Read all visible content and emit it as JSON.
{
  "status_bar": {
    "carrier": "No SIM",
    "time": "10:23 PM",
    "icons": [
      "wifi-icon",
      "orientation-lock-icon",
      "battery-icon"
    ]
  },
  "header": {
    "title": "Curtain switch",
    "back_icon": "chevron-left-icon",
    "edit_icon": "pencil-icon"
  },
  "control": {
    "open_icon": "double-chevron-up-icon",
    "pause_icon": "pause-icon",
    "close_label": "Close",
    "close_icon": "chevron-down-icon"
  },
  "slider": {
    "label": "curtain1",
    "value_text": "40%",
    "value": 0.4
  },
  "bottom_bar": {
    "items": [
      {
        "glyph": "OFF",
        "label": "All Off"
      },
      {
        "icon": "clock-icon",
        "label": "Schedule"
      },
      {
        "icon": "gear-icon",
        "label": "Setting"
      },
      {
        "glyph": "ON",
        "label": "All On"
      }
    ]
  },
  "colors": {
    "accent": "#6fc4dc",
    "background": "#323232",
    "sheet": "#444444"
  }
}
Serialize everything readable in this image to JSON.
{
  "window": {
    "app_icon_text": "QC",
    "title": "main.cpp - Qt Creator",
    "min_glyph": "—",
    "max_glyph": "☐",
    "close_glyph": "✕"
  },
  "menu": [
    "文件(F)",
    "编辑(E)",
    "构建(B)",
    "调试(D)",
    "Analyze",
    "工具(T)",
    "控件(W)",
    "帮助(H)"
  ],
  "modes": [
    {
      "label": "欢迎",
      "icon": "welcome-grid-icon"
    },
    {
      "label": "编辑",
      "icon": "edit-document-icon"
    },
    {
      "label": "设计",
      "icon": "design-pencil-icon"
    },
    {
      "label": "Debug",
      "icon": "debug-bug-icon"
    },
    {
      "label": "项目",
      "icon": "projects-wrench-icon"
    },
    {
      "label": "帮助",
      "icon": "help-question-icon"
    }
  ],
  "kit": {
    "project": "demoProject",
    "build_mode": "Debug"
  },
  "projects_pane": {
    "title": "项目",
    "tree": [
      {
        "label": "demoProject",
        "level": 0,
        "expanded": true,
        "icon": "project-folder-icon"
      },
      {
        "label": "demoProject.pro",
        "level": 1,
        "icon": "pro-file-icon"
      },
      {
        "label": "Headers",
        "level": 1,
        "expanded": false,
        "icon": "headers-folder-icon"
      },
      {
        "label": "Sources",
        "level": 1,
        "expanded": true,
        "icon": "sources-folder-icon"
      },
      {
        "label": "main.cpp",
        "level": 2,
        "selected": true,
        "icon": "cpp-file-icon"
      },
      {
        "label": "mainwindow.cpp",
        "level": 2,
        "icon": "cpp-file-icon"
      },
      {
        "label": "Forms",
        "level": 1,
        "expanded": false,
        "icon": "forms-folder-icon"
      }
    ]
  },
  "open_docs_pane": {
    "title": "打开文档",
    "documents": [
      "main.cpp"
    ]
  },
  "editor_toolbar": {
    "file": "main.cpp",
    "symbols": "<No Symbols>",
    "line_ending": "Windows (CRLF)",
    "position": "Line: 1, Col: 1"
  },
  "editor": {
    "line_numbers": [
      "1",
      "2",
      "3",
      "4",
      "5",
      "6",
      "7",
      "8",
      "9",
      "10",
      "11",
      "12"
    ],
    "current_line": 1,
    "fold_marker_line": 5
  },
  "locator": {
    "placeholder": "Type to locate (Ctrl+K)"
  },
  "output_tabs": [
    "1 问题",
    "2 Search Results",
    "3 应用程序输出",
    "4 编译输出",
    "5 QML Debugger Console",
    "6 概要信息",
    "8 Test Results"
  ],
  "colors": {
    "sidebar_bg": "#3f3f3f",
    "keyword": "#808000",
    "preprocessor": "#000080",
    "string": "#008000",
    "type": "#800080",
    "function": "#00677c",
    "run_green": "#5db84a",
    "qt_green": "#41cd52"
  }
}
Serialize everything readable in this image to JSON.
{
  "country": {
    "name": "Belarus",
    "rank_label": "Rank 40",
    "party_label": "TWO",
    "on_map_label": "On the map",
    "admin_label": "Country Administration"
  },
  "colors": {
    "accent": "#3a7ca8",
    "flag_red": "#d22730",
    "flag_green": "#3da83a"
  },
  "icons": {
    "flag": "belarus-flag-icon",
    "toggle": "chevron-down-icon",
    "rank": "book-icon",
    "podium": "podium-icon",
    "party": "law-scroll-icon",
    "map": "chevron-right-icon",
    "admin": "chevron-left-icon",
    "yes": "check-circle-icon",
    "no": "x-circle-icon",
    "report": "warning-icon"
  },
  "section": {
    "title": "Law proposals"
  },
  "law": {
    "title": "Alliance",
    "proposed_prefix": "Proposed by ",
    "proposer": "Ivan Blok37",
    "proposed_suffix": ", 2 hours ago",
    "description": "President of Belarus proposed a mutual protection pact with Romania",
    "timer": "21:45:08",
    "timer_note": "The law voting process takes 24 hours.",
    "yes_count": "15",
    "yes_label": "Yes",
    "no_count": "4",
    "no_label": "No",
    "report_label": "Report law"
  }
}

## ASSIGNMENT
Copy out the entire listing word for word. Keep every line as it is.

## TASK OUTPUT
Read all visible content and emit it as JSON.
{
  "status_bar": {
    "carrier": "No SIM",
    "time": "10:23 PM",
    "icons": [
      "wifi-icon",
      "orientation-lock-icon",
      "battery-icon"
    ]
  },
  "header": {
    "title": "Curtain switch",
    "back_icon": "chevron-left-icon",
    "edit_icon": "pencil-icon"
  },
  "control": {
    "open_icon": "double-chevron-up-icon",
    "pause_icon": "pause-icon",
    "close_label": "Close",
    "close_icon": "chevron-down-icon"
  },
  "slider": {
    "label": "curtain1",
    "value_text": "40%",
    "value": 0.4
  },
  "bottom_bar": {
    "items": [
      {
        "glyph": "OFF",
        "label": "All Off"
      },
      {
        "icon": "clock-icon",
        "label": "Schedule"
      },
      {
        "icon": "gear-icon",
        "label": "Setting"
      },
      {
        "glyph": "ON",
        "label": "All On"
      }
    ]
  },
  "colors": {
    "accent": "#6fc4dc",
    "background": "#323232",
    "sheet": "#444444"
  }
}
Serialize everything readable in this image to JSON.
{
  "window": {
    "app_icon_text": "QC",
    "title": "main.cpp - Qt Creator",
    "min_glyph": "—",
    "max_glyph": "☐",
    "close_glyph": "✕"
  },
  "menu": [
    "文件(F)",
    "编辑(E)",
    "构建(B)",
    "调试(D)",
    "Analyze",
    "工具(T)",
    "控件(W)",
    "帮助(H)"
  ],
  "modes": [
    {
      "label": "欢迎",
      "icon": "welcome-grid-icon"
    },
    {
      "label": "编辑",
      "icon": "edit-document-icon"
    },
    {
      "label": "设计",
      "icon": "design-pencil-icon"
    },
    {
      "label": "Debug",
      "icon": "debug-bug-icon"
    },
    {
      "label": "项目",
      "icon": "projects-wrench-icon"
    },
    {
      "label": "帮助",
      "icon": "help-question-icon"
    }
  ],
  "kit": {
    "project": "demoProject",
    "build_mode": "Debug"
  },
  "projects_pane": {
    "title": "项目",
    "tree": [
      {
        "label": "demoProject",
        "level": 0,
        "expanded": true,
        "icon": "project-folder-icon"
      },
      {
        "label": "demoProject.pro",
        "level": 1,
        "icon": "pro-file-icon"
      },
      {
        "label": "Headers",
        "level": 1,
        "expanded": false,
        "icon": "headers-folder-icon"
      },
      {
        "label": "Sources",
        "level": 1,
        "expanded": true,
        "icon": "sources-folder-icon"
      },
      {
        "label": "main.cpp",
        "level": 2,
        "selected": true,
        "icon": "cpp-file-icon"
      },
      {
        "label": "mainwindow.cpp",
        "level": 2,
        "icon": "cpp-file-icon"
      },
      {
        "label": "Forms",
        "level": 1,
        "expanded": false,
        "icon": "forms-folder-icon"
      }
    ]
  },
  "open_docs_pane": {
    "title": "打开文档",
    "documents": [
      "main.cpp"
    ]
  },
  "editor_toolbar": {
    "file": "main.cpp",
    "symbols": "<No Symbols>",
    "line_ending": "Windows (CRLF)",
    "position": "Line: 1, Col: 1"
  },
  "editor": {
    "line_numbers": [
      "1",
      "2",
      "3",
      "4",
      "5",
      "6",
      "7",
      "8",
      "9",
      "10",
      "11",
      "12"
    ],
    "current_line": 1,
    "fold_marker_line": 5
  },
  "locator": {
    "placeholder": "Type to locate (Ctrl+K)"
  },
  "output_tabs": [
    "1 问题",
    "2 Search Results",
    "3 应用程序输出",
    "4 编译输出",
    "5 QML Debugger Console",
    "6 概要信息",
    "8 Test Results"
  ],
  "colors": {
    "sidebar_bg": "#3f3f3f",
    "keyword": "#808000",
    "preprocessor": "#000080",
    "string": "#008000",
    "type": "#800080",
    "function": "#00677c",
    "run_green": "#5db84a",
    "qt_green": "#41cd52"
  }
}
Serialize everything readable in this image to JSON.
{
  "country": {
    "name": "Belarus",
    "rank_label": "Rank 40",
    "party_label": "TWO",
    "on_map_label": "On the map",
    "admin_label": "Country Administration"
  },
  "colors": {
    "accent": "#3a7ca8",
    "flag_red": "#d22730",
    "flag_green": "#3da83a"
  },
  "icons": {
    "flag": "belarus-flag-icon",
    "toggle": "chevron-down-icon",
    "rank": "book-icon",
    "podium": "podium-icon",
    "party": "law-scroll-icon",
    "map": "chevron-right-icon",
    "admin": "chevron-left-icon",
    "yes": "check-circle-icon",
    "no": "x-circle-icon",
    "report": "warning-icon"
  },
  "section": {
    "title": "Law proposals"
  },
  "law": {
    "title": "Alliance",
    "proposed_prefix": "Proposed by ",
    "proposer": "Ivan Blok37",
    "proposed_suffix": ", 2 hours ago",
    "description": "President of Belarus proposed a mutual protection pact with Romania",
    "timer": "21:45:08",
    "timer_note": "The law voting process takes 24 hours.",
    "yes_count": "15",
    "yes_label": "Yes",
    "no_count": "4",
    "no_label": "No",
    "report_label": "Report law"
  }
}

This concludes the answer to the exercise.